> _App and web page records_
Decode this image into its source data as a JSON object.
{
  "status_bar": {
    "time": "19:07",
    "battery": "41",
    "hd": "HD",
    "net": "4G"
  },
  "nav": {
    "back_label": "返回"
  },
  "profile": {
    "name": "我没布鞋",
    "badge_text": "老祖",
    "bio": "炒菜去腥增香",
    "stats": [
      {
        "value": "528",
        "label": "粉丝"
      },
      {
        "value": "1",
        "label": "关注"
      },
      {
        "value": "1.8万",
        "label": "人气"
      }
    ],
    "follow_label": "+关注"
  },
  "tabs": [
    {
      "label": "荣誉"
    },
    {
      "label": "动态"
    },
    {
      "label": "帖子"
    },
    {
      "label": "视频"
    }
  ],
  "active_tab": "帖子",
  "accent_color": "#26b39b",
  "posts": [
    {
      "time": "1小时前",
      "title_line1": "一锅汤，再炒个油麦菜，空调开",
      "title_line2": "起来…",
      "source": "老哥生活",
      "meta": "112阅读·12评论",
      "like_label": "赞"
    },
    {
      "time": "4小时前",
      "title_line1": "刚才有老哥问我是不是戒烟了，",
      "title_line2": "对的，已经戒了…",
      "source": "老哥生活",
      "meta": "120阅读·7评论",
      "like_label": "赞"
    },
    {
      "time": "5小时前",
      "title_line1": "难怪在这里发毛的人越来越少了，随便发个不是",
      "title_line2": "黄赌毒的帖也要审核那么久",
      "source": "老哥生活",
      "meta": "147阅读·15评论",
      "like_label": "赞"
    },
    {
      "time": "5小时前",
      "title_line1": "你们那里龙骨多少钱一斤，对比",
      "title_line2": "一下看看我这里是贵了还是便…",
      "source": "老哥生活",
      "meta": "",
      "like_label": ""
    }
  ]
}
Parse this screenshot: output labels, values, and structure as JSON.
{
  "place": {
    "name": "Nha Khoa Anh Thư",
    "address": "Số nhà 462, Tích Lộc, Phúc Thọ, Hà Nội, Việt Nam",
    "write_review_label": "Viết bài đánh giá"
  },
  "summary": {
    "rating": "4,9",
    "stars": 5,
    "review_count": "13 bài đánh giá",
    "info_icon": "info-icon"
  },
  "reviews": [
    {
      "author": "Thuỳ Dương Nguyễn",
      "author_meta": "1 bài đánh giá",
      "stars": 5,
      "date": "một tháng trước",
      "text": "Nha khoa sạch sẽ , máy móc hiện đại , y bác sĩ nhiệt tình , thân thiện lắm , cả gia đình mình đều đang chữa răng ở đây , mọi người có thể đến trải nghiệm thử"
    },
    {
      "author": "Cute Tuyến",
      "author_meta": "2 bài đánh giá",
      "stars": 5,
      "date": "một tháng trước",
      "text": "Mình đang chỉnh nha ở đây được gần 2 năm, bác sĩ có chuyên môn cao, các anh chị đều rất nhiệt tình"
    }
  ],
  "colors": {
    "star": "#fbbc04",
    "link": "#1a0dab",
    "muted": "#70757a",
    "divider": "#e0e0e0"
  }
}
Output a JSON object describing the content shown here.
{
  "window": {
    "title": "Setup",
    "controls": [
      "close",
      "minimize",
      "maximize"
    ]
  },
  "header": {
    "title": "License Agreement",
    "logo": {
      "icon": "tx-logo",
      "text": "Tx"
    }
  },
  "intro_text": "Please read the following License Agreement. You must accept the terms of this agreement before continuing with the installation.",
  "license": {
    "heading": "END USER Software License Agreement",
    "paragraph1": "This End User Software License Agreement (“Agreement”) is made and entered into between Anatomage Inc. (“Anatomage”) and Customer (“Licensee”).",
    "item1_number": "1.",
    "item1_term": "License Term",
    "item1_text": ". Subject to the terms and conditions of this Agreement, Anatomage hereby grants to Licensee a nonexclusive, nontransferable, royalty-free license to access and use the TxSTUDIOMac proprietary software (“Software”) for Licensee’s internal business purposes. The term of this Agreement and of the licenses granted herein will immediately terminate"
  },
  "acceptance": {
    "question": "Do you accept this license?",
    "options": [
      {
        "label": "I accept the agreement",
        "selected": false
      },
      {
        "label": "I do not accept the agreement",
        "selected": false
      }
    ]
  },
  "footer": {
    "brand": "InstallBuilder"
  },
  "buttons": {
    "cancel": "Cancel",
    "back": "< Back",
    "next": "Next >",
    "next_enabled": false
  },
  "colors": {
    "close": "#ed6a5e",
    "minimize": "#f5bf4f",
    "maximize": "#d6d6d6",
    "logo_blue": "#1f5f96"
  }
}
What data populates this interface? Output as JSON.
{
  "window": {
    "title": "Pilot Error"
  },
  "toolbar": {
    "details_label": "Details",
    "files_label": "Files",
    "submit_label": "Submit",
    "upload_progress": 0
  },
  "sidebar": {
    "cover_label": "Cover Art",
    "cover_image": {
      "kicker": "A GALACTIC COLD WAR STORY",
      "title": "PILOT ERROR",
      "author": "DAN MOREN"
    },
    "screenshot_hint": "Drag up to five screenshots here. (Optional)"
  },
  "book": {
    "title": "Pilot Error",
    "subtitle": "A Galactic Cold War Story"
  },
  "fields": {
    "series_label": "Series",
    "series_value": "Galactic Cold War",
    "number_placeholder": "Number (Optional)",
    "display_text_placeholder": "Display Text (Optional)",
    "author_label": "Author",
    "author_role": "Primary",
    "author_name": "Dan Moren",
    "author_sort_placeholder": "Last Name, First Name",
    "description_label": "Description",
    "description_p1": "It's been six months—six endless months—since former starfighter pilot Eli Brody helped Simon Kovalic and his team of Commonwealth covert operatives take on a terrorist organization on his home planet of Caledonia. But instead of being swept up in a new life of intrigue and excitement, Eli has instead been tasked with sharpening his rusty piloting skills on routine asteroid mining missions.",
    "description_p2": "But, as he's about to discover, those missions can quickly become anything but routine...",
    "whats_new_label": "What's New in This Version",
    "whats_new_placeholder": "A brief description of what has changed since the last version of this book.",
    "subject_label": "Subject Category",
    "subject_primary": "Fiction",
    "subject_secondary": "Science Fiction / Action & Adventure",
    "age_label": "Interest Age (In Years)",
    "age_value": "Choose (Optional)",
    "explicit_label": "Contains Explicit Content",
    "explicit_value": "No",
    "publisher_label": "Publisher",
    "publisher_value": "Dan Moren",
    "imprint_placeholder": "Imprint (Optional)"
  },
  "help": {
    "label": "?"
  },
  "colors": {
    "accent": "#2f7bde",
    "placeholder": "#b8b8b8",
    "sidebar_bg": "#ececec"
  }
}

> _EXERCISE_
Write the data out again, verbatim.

> _ANSWER FOR THE TASK_
Decode this image into its source data as a JSON object.
{
  "status_bar": {
    "time": "19:07",
    "battery": "41",
    "hd": "HD",
    "net": "4G"
  },
  "nav": {
    "back_label": "返回"
  },
  "profile": {
    "name": "我没布鞋",
    "badge_text": "老祖",
    "bio": "炒菜去腥增香",
    "stats": [
      {
        "value": "528",
        "label": "粉丝"
      },
      {
        "value": "1",
        "label": "关注"
      },
      {
        "value": "1.8万",
        "label": "人气"
      }
    ],
    "follow_label": "+关注"
  },
  "tabs": [
    {
      "label": "荣誉"
    },
    {
      "label": "动态"
    },
    {
      "label": "帖子"
    },
    {
      "label": "视频"
    }
  ],
  "active_tab": "帖子",
  "accent_color": "#26b39b",
  "posts": [
    {
      "time": "1小时前",
      "title_line1": "一锅汤，再炒个油麦菜，空调开",
      "title_line2": "起来…",
      "source": "老哥生活",
      "meta": "112阅读·12评论",
      "like_label": "赞"
    },
    {
      "time": "4小时前",
      "title_line1": "刚才有老哥问我是不是戒烟了，",
      "title_line2": "对的，已经戒了…",
      "source": "老哥生活",
      "meta": "120阅读·7评论",
      "like_label": "赞"
    },
    {
      "time": "5小时前",
      "title_line1": "难怪在这里发毛的人越来越少了，随便发个不是",
      "title_line2": "黄赌毒的帖也要审核那么久",
      "source": "老哥生活",
      "meta": "147阅读·15评论",
      "like_label": "赞"
    },
    {
      "time": "5小时前",
      "title_line1": "你们那里龙骨多少钱一斤，对比",
      "title_line2": "一下看看我这里是贵了还是便…",
      "source": "老哥生活",
      "meta": "",
      "like_label": ""
    }
  ]
}
Parse this screenshot: output labels, values, and structure as JSON.
{
  "place": {
    "name": "Nha Khoa Anh Thư",
    "address": "Số nhà 462, Tích Lộc, Phúc Thọ, Hà Nội, Việt Nam",
    "write_review_label": "Viết bài đánh giá"
  },
  "summary": {
    "rating": "4,9",
    "stars": 5,
    "review_count": "13 bài đánh giá",
    "info_icon": "info-icon"
  },
  "reviews": [
    {
      "author": "Thuỳ Dương Nguyễn",
      "author_meta": "1 bài đánh giá",
      "stars": 5,
      "date": "một tháng trước",
      "text": "Nha khoa sạch sẽ , máy móc hiện đại , y bác sĩ nhiệt tình , thân thiện lắm , cả gia đình mình đều đang chữa răng ở đây , mọi người có thể đến trải nghiệm thử"
    },
    {
      "author": "Cute Tuyến",
      "author_meta": "2 bài đánh giá",
      "stars": 5,
      "date": "một tháng trước",
      "text": "Mình đang chỉnh nha ở đây được gần 2 năm, bác sĩ có chuyên môn cao, các anh chị đều rất nhiệt tình"
    }
  ],
  "colors": {
    "star": "#fbbc04",
    "link": "#1a0dab",
    "muted": "#70757a",
    "divider": "#e0e0e0"
  }
}
Output a JSON object describing the content shown here.
{
  "window": {
    "title": "Setup",
    "controls": [
      "close",
      "minimize",
      "maximize"
    ]
  },
  "header": {
    "title": "License Agreement",
    "logo": {
      "icon": "tx-logo",
      "text": "Tx"
    }
  },
  "intro_text": "Please read the following License Agreement. You must accept the terms of this agreement before continuing with the installation.",
  "license": {
    "heading": "END USER Software License Agreement",
    "paragraph1": "This End User Software License Agreement (“Agreement”) is made and entered into between Anatomage Inc. (“Anatomage”) and Customer (“Licensee”).",
    "item1_number": "1.",
    "item1_term": "License Term",
    "item1_text": ". Subject to the terms and conditions of this Agreement, Anatomage hereby grants to Licensee a nonexclusive, nontransferable, royalty-free license to access and use the TxSTUDIOMac proprietary software (“Software”) for Licensee’s internal business purposes. The term of this Agreement and of the licenses granted herein will immediately terminate"
  },
  "acceptance": {
    "question": "Do you accept this license?",
    "options": [
      {
        "label": "I accept the agreement",
        "selected": false
      },
      {
        "label": "I do not accept the agreement",
        "selected": false
      }
    ]
  },
  "footer": {
    "brand": "InstallBuilder"
  },
  "buttons": {
    "cancel": "Cancel",
    "back": "< Back",
    "next": "Next >",
    "next_enabled": false
  },
  "colors": {
    "close": "#ed6a5e",
    "minimize": "#f5bf4f",
    "maximize": "#d6d6d6",
    "logo_blue": "#1f5f96"
  }
}
What data populates this interface? Output as JSON.
{
  "window": {
    "title": "Pilot Error"
  },
  "toolbar": {
    "details_label": "Details",
    "files_label": "Files",
    "submit_label": "Submit",
    "upload_progress": 0
  },
  "sidebar": {
    "cover_label": "Cover Art",
    "cover_image": {
      "kicker": "A GALACTIC COLD WAR STORY",
      "title": "PILOT ERROR",
      "author": "DAN MOREN"
    },
    "screenshot_hint": "Drag up to five screenshots here. (Optional)"
  },
  "book": {
    "title": "Pilot Error",
    "subtitle": "A Galactic Cold War Story"
  },
  "fields": {
    "series_label": "Series",
    "series_value": "Galactic Cold War",
    "number_placeholder": "Number (Optional)",
    "display_text_placeholder": "Display Text (Optional)",
    "author_label": "Author",
    "author_role": "Primary",
    "author_name": "Dan Moren",
    "author_sort_placeholder": "Last Name, First Name",
    "description_label": "Description",
    "description_p1": "It's been six months—six endless months—since former starfighter pilot Eli Brody helped Simon Kovalic and his team of Commonwealth covert operatives take on a terrorist organization on his home planet of Caledonia. But instead of being swept up in a new life of intrigue and excitement, Eli has instead been tasked with sharpening his rusty piloting skills on routine asteroid mining missions.",
    "description_p2": "But, as he's about to discover, those missions can quickly become anything but routine...",
    "whats_new_label": "What's New in This Version",
    "whats_new_placeholder": "A brief description of what has changed since the last version of this book.",
    "subject_label": "Subject Category",
    "subject_primary": "Fiction",
    "subject_secondary": "Science Fiction / Action & Adventure",
    "age_label": "Interest Age (In Years)",
    "age_value": "Choose (Optional)",
    "explicit_label": "Contains Explicit Content",
    "explicit_value": "No",
    "publisher_label": "Publisher",
    "publisher_value": "Dan Moren",
    "imprint_placeholder": "Imprint (Optional)"
  },
  "help": {
    "label": "?"
  },
  "colors": {
    "accent": "#2f7bde",
    "placeholder": "#b8b8b8",
    "sidebar_bg": "#ececec"
  }
}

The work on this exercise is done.